Greg Robinson, Université du Québec à Montréal. Leading North American Historian on Japanese American Internment in the U.S. and Japanese Canadian Internment in Canada, during the Second World War.
If we wish to understand the potential threats facing Muslims in America, we must make sense of the wartime Japanese confinement experience. This means we must look at these events, not as past history, but as something we still live with, and which grants us special insight when we approach questions of civil liberties today. By the same token, the wartime Japanese experience best helps us to understand and respond to government-sponsored action against individuals based on their membership in a group. Such official discrimination represents a special kind of injustice, one that strikes at the bonds that connect people in a society. It is not difficult to connect these events to the current-day situation by recalling that there were once, and not so long ago, differences drawn between permanent residents in the US based on their national origin.

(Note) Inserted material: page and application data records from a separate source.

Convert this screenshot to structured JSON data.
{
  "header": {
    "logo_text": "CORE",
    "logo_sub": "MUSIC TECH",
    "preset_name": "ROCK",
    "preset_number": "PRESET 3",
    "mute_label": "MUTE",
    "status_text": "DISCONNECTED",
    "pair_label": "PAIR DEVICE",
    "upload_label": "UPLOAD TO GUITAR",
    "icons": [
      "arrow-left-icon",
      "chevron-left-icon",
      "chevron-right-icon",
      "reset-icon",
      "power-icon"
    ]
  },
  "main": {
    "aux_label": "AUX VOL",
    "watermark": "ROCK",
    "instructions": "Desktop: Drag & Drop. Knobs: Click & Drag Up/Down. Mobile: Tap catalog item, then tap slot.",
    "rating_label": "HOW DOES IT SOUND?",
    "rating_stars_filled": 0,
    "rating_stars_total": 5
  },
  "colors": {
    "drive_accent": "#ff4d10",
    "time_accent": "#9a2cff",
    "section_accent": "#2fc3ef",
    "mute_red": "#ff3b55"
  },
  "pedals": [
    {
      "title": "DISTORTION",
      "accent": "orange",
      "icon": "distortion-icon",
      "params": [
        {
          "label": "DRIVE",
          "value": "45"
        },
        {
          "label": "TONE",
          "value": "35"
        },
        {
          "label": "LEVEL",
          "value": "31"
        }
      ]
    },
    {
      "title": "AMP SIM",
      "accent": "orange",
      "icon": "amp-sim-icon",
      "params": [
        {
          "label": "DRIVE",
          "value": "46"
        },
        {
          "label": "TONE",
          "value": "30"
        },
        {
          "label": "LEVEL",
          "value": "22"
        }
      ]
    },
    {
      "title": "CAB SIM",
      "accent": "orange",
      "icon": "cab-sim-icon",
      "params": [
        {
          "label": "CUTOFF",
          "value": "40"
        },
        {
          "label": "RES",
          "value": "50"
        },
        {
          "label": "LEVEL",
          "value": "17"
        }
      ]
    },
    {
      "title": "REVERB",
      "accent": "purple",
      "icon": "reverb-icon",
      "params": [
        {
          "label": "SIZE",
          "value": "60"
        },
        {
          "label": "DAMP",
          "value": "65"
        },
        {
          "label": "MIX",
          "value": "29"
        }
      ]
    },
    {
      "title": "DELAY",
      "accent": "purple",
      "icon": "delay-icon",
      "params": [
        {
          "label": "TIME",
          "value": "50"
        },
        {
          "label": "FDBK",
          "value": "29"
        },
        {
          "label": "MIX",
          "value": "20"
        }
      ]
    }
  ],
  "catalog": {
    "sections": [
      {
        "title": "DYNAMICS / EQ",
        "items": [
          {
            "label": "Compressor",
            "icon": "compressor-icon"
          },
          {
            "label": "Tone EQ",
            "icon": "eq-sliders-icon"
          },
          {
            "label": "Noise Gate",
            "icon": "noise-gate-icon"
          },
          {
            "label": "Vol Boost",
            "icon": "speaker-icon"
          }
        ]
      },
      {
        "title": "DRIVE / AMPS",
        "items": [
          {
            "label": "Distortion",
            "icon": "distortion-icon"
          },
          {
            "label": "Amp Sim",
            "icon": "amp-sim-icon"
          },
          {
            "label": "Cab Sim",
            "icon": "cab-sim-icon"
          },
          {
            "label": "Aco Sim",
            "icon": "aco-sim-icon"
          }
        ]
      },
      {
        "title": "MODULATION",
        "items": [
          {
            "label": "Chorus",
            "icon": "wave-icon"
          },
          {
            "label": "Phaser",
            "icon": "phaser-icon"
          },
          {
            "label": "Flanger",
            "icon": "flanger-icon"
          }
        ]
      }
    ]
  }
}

Japanese aliens who were ineligible to citizenship despite their long residence in the country were victimized by other forms of discrimination as a result, and had no recourse after Pearl Harbor, when they automatically became enemy aliens. In sum, the wartime Japanese confinement experience reminds us of the insidious dangers of racial profiling.
Complicity Among Nations: Detention of Peruvians and Other Latin Americans of Japanese Background by the United States in World War II Internment Camps
Matt Adams, OWHR Institute-Quebec Advisory Staff and Legal Director Northwest Immigrant Rights Project, Seattle, USA
The United States’ employment of internment camps to arbitrarily separate and detain a racially targeted group during World War II provides many important lessons on how critical it is to safeguard civil and human rights of minority groups, especially in times of war or threats to national security. Yet one of these important lessons is that countries often conspire together to target disfavoured groups in order to advance political agendas quite apart from any perceived security threat. During World War II, the United States not only targeted Japanese Americans and Japanese residents living in the United States, but also ultimately conspired with Peru and other Latin American countries to kidnap over two thousand persons of Japanese descent and transport them to internment camps in the United States. Over 800 were later sent to Japan as part of a deal to exchange prisoners. Another thousand were subsequently deported to Japan after the war, when their Latin American countries refused to take them back. The historical lessons from the World War II internment camps must now be emphasized to avoid similar violations as countries collude against Muslims and other targeted groups in the name of national security.
Predictive Policing in Times of Crisis: Observations from Japanese Internment to Black Lives Matter
Omar Ahmed Farah, Senior Attorney, The Center for Constitutional Rights, New York City
The incarceration of Japanese Americans during World War II is among the more explicit attempts by the United States to respond to a national crisis by embracing a law enforcement paradigm that attempts to predict unlawfulness from one that punishes illegal conduct after the fact. Though now there is broad condemnation of Japanese incarceration, this is mostly because mass preventative detention is perceived as too blunt an approach; predictive policing, however, remains very much in favour. New crises – real or imagined – lend support to the notion that predictive policing is preferable, even essential to the health of the state. That perceived security imperative renders the costs to targeted communities either negotiable or altogether invisible. This presentation will explore current models of predictive policing from “stop-and-frisk” practices common in major US cities, to the criminalization of Black-led political speech against police violence, to Guantánamo, and other post-9/11 surveillance and counterterror policies. In weighing the supposed security benefits against the privacy, liberty, and dignitary costs of predicative policing – invariably borne by communities of colour – this presentation will consider whether the underlying purpose is in fact security or whether the purpose is repression.